"But they have a machete," Geraldo pointed out.
"Not a problem," I said, extremely tired of being extorted for money from machete wielding youngsters. "We'll walk up casually (I actually couldn't remember the word for casual so I said "cool," surely the same in every language) and surround them. They won't know what hit them. We'll make an example out of those jerk...."
I could tell the other nine so-called men didn't think it was a good idea. But on the way across this blockade, I yelled at the machete-man, "Muchas gracias, Pandejo (I know several quite bad words in Spanish)," and he didn't blink an eyelash. But I became an instant hero to my trucking compatriots. Once we were in the back of the truck they couldn't stop retelling the story to each other, slapping me on the back and doing high-fives. I told them they were a bunch of sissies for letting a few tinhorn anarchists block the highway. None of them seemed to understand English, and my popularity only grew.
By the fifteenth back-of-the-truck ride everyone was fed up with paying twenty-five and fifty cents and one dollar for short jaunts, and we went on strike ourselves, half of us refusing to pay a cent to the truck driver who dropped us a mile from where we were supposed to catch a bus all the way (fifty miles still) to the border. Boy, did we learn a lesson fast.
All of a sudden, there were no more trucks, bike carts, or taxis. We walked and walked, my sandaled feet blistering and my stride shortening. At one point, seven of us crammed ourselves into the smallest taxi I've ever seen, sitting on each other's laps with backpacks and suitcases on top of us. Then we were discharged for the longest trek of all. It wasn't just a mile to the border bus, it was five miles and we walked, clumped, plodded, and dragged our sorry butts down that long road in the heat and humidity and thought we were going to die near the end. At least I did, because my feet were in tatters, my clothes soaked with sweat, and the bottom half of me black from burnt tire dust.

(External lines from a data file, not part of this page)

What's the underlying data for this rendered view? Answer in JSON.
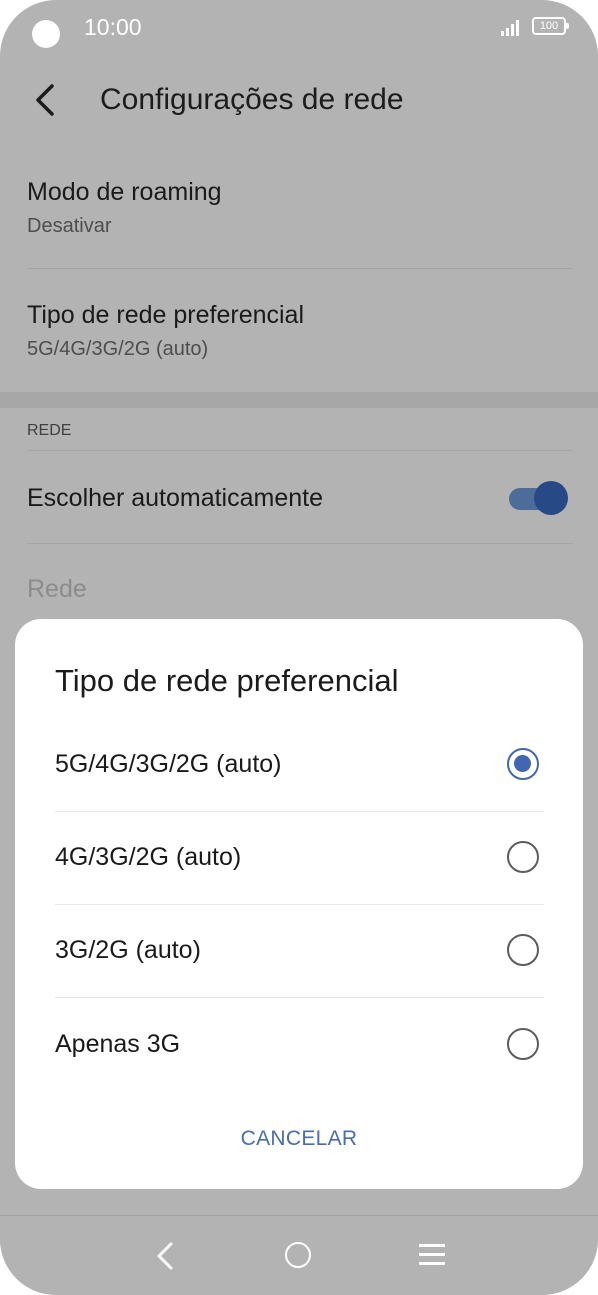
{
  "status_bar": {
    "time": "10:00",
    "battery": "100"
  },
  "app_bar": {
    "title": "Configurações de rede"
  },
  "settings": {
    "roaming": {
      "label": "Modo de roaming",
      "value": "Desativar"
    },
    "network_type": {
      "label": "Tipo de rede preferencial",
      "value": "5G/4G/3G/2G (auto)"
    },
    "section_title": "REDE",
    "auto_select": {
      "label": "Escolher automaticamente",
      "enabled": true
    },
    "network": {
      "label": "Rede"
    }
  },
  "dialog": {
    "title": "Tipo de rede preferencial",
    "options": [
      {
        "label": "5G/4G/3G/2G (auto)",
        "selected": true
      },
      {
        "label": "4G/3G/2G (auto)",
        "selected": false
      },
      {
        "label": "3G/2G (auto)",
        "selected": false
      },
      {
        "label": "Apenas 3G",
        "selected": false
      }
    ],
    "cancel_label": "CANCELAR"
  },
  "nav_bar": {
    "icons": [
      "back-icon",
      "home-icon",
      "recents-menu-icon"
    ]
  },
  "colors": {
    "accent": "#4167b1",
    "scrim": "#b3b3b3",
    "toggle_on": "#274a87"
  }
}
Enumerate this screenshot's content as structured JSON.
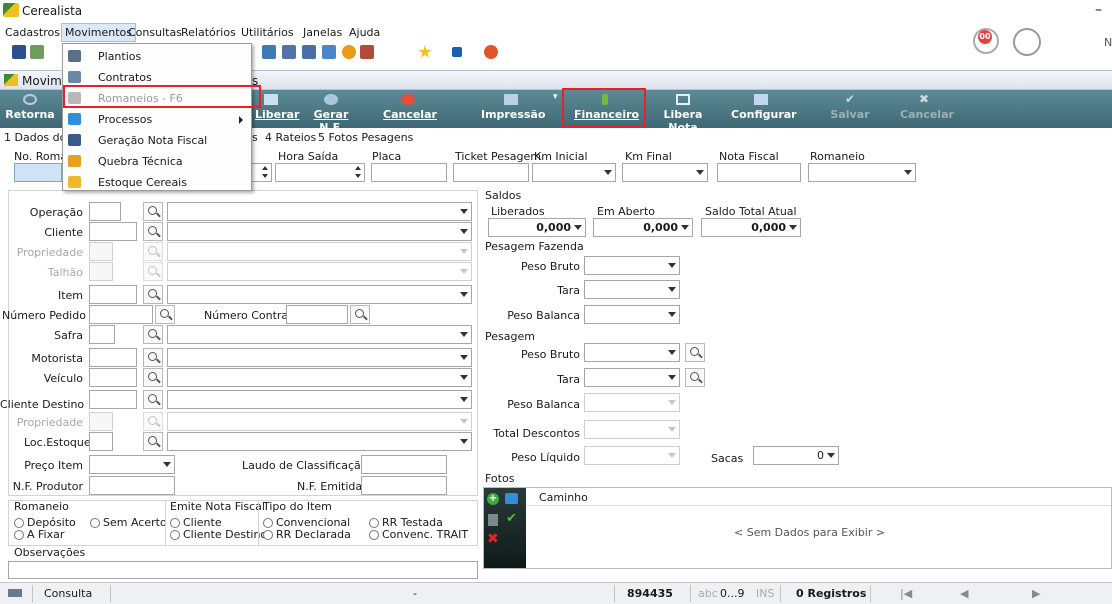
{
  "app_title": "Cerealista",
  "menubar": {
    "cadastros": "Cadastros",
    "movimentos": "Movimentos",
    "consultas": "Consultas",
    "relatorios": "Relatórios",
    "utilitarios": "Utilitários",
    "janelas": "Janelas",
    "ajuda": "Ajuda"
  },
  "notification_badge": "00",
  "window_title": "Movim",
  "window_title_tail": "s",
  "dropdown": {
    "items": [
      {
        "label": "Plantios"
      },
      {
        "label": "Contratos"
      },
      {
        "label": "Romaneios - F6"
      },
      {
        "label": "Processos"
      },
      {
        "label": "Geração Nota Fiscal"
      },
      {
        "label": "Quebra Técnica"
      },
      {
        "label": "Estoque Cereais"
      }
    ]
  },
  "commands": {
    "retornar": "Retorna",
    "liberar": "Liberar",
    "gerar_nf": "Gerar N.F.",
    "cancelar": "Cancelar",
    "impressao": "Impressão",
    "financeiro": "Financeiro",
    "libera_nota": "Libera Nota",
    "configurar": "Configurar",
    "salvar": "Salvar",
    "cancelar2": "Cancelar"
  },
  "tabs": {
    "dados": "1 Dados do",
    "tab3_tail": "s",
    "rateios": "4 Rateios",
    "fotos": "5 Fotos Pesagens"
  },
  "header_fields": {
    "no_romaneio": "No. Romar",
    "hora_saida": "Hora Saída",
    "placa": "Placa",
    "ticket_pesagem": "Ticket Pesagem",
    "km_inicial": "Km Inicial",
    "km_final": "Km Final",
    "nota_fiscal": "Nota Fiscal",
    "romaneio": "Romaneio"
  },
  "form": {
    "operacao": "Operação",
    "cliente": "Cliente",
    "propriedade": "Propriedade",
    "talhao": "Talhão",
    "item": "Item",
    "numero_pedido": "Número Pedido",
    "numero_contrato": "Número Contrato",
    "safra": "Safra",
    "motorista": "Motorista",
    "veiculo": "Veículo",
    "cliente_destino": "Cliente Destino",
    "propriedade2": "Propriedade",
    "loc_estoque": "Loc.Estoque",
    "preco_item": "Preço Item",
    "laudo": "Laudo de Classificação",
    "nf_produtor": "N.F. Produtor",
    "nf_emitida": "N.F. Emitida"
  },
  "radio_groups": {
    "romaneio_title": "Romaneio",
    "deposito": "Depósito",
    "sem_acerto": "Sem Acerto",
    "a_fixar": "A Fixar",
    "emite_title": "Emite Nota Fiscal",
    "cliente": "Cliente",
    "cliente_destino": "Cliente Destino",
    "tipo_title": "Tipo do Item",
    "convencional": "Convencional",
    "rr_declarada": "RR Declarada",
    "rr_testada": "RR Testada",
    "convenc_trait": "Convenc. TRAIT"
  },
  "observacoes": "Observações",
  "saldos": {
    "title": "Saldos",
    "liberados": "Liberados",
    "em_aberto": "Em Aberto",
    "saldo_total": "Saldo Total Atual",
    "liberados_val": "0,000",
    "em_aberto_val": "0,000",
    "saldo_total_val": "0,000"
  },
  "pesagem_fazenda": {
    "title": "Pesagem Fazenda",
    "peso_bruto": "Peso Bruto",
    "tara": "Tara",
    "peso_balanca": "Peso Balanca"
  },
  "pesagem": {
    "title": "Pesagem",
    "peso_bruto": "Peso Bruto",
    "tara": "Tara",
    "peso_balanca": "Peso Balanca",
    "total_descontos": "Total Descontos",
    "peso_liquido": "Peso Líquido",
    "sacas": "Sacas",
    "sacas_val": "0"
  },
  "fotos": {
    "title": "Fotos",
    "caminho": "Caminho",
    "empty": "< Sem Dados para Exibir >"
  },
  "status": {
    "consulta": "Consulta",
    "dash": "-",
    "id": "894435",
    "abc": "abc",
    "digits": "0...9",
    "ins": "INS",
    "registros": "0 Registros"
  },
  "colors": {
    "cmdbar": "#4b7683",
    "highlight_box": "#e8202a"
  }
}
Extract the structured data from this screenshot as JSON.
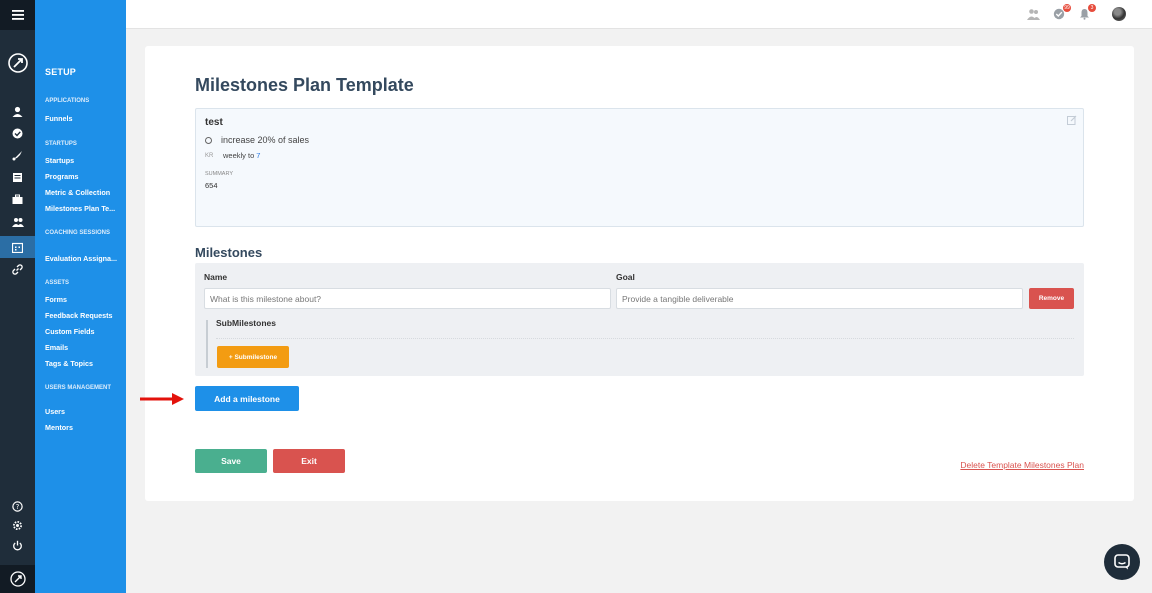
{
  "rail": {
    "icons": [
      "hamburger-icon",
      "rocket-logo-icon",
      "user-icon",
      "check-circle-icon",
      "rocket-icon",
      "document-icon",
      "briefcase-icon",
      "group-icon",
      "calendar-icon",
      "link-icon",
      "help-icon",
      "settings-icon",
      "power-icon",
      "rocket-footer-icon"
    ],
    "active_color": "#2b6ea5"
  },
  "menu": {
    "title": "SETUP",
    "sections": {
      "applications": "APPLICATIONS",
      "startups": "STARTUPS",
      "coaching": "COACHING SESSIONS",
      "assets": "ASSETS",
      "users": "USERS MANAGEMENT"
    },
    "items": {
      "funnels": "Funnels",
      "startups": "Startups",
      "programs": "Programs",
      "metric": "Metric & Collection",
      "milestones": "Milestones Plan Te...",
      "evaluation": "Evaluation Assigna...",
      "forms": "Forms",
      "feedback": "Feedback Requests",
      "custom_fields": "Custom Fields",
      "emails": "Emails",
      "tags": "Tags & Topics",
      "users": "Users",
      "mentors": "Mentors"
    }
  },
  "topbar": {
    "badges": {
      "tasks": "99",
      "notifications": "3"
    }
  },
  "page": {
    "title": "Milestones Plan Template",
    "info": {
      "name": "test",
      "objective": "increase 20% of sales",
      "kr_tag": "KR",
      "kr_text": "weekly to",
      "kr_value": "7",
      "summary_label": "SUMMARY",
      "summary_value": "654"
    },
    "milestones": {
      "title": "Milestones",
      "name_label": "Name",
      "goal_label": "Goal",
      "name_placeholder": "What is this milestone about?",
      "goal_placeholder": "Provide a tangible deliverable",
      "remove_label": "Remove",
      "submilestones_label": "SubMilestones",
      "add_sub_label": "+ Submilestone"
    },
    "add_milestone_label": "Add a milestone",
    "save_label": "Save",
    "exit_label": "Exit",
    "delete_label": "Delete Template Milestones Plan"
  },
  "colors": {
    "menu_blue": "#1e90e8",
    "rail_dark": "#1f2d3a",
    "save_green": "#4aaf8f",
    "danger_red": "#d9534f",
    "orange": "#f39c12"
  }
}
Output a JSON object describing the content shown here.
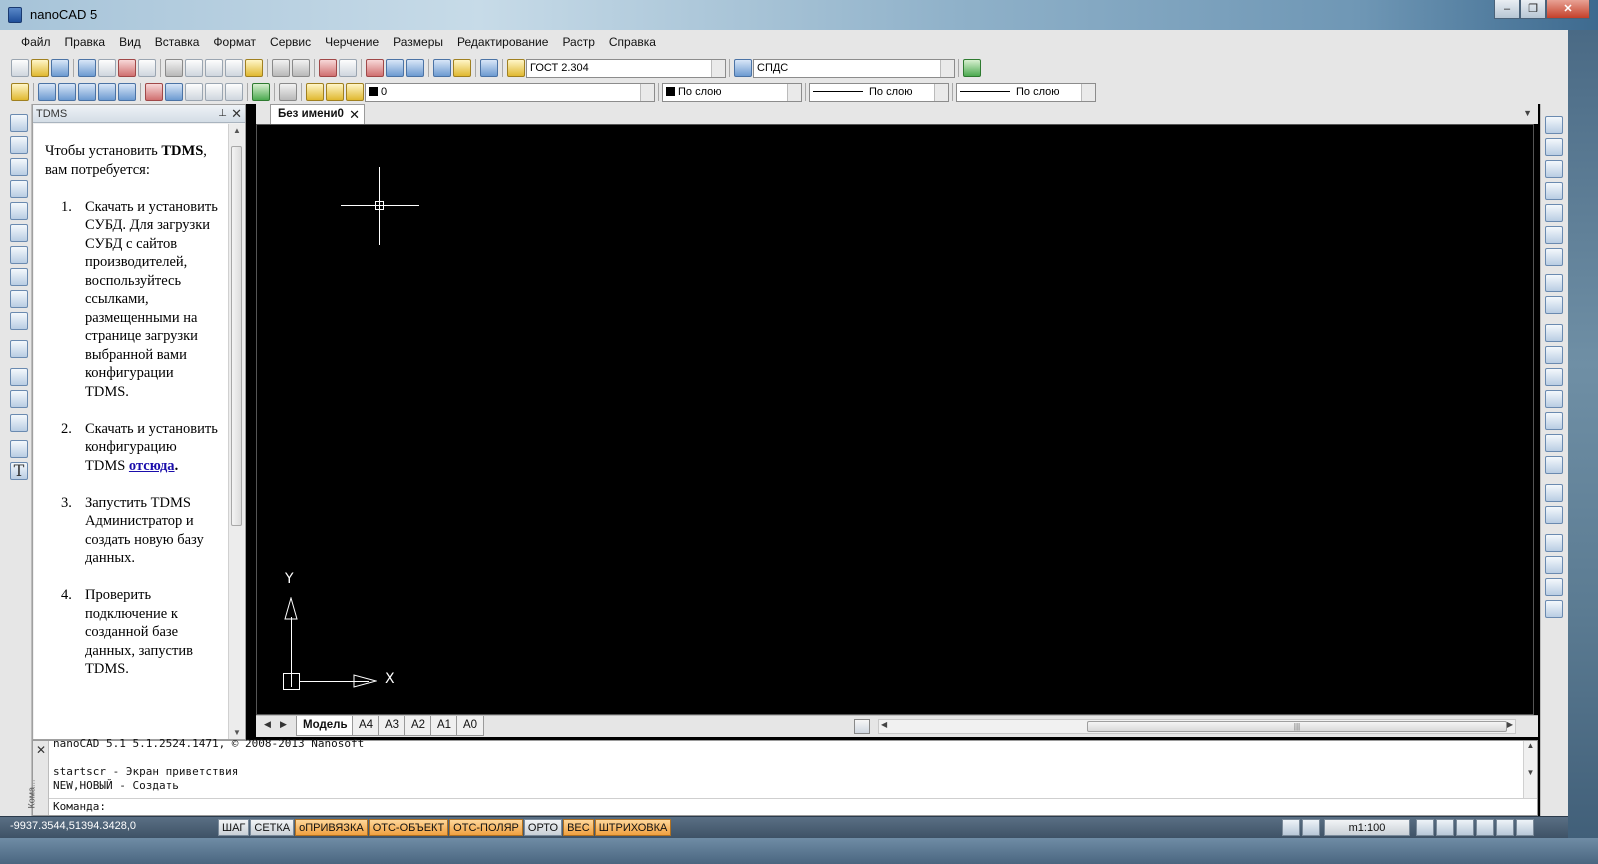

In the far distance, a bus was skidding around a curve and my friends were yelling for me to hurry up. This was the most beautiful bus I've ever seen, sparkling in its sheer wonderfulness. But it was 5 p.m. I'd missed the luxury bus to Lima. Still the marvelous bus braked to a stop, and an hour later we rolled into Ecuador's border town with Peru.
I'd lost track of Geraldo and Maria, instead ending up with Jorge and Freddie who'd done the Bataan death march with me. I was lucky because Jorge and Freddie knew the ropes of the border, taxis and buses from Tumbes to Lima. We caught a ramshackle bus from Tumbes, after a hurried first meal of the day, at 8 p.m. This bus broke down the next morning, three hours out of Lima, so we flagged down a slightly better bus (it was running) and arrived in Lima at 6 p.m., only twenty-two hours after leaving Tumbes.
Jorge and Freddie wouldn't let me out of their sight, taking me to a downtown hotel of modest persuasion and insisting on a communal dinner at 10 p.m. (a few hours after I wanted to be in bed, given the last couple of days), before which we visited their shops. Jorge was in retail clothing with an emphasis on American football and basketball teams, whereas Freddie ran a birthday shop with large purple Barnies and brown Winnie the Poohs larger than me. We wolfed down a grilled chicken feast, sprung for by my new friends, and Freddie insisted on picking me up from my hotel at 9 a.m. to take me to the bus for Argentina (he'd already phoned to make my reservations), though his wife was imminently due to deliver their third child.
Freddie appeared promptly at 9 a.m. the next morning and insisted on waiting until my bus left at 11 a.m., notwithstanding the fact he'd been up since 1:30 a.m., delivering his wife to the hospital where he'd been ever since. The next day as I scooted across the border into Chile, Peru went on strike, rendering buses to Chile and Argentina history for at least a week. Thank you, Jorge and Freddie.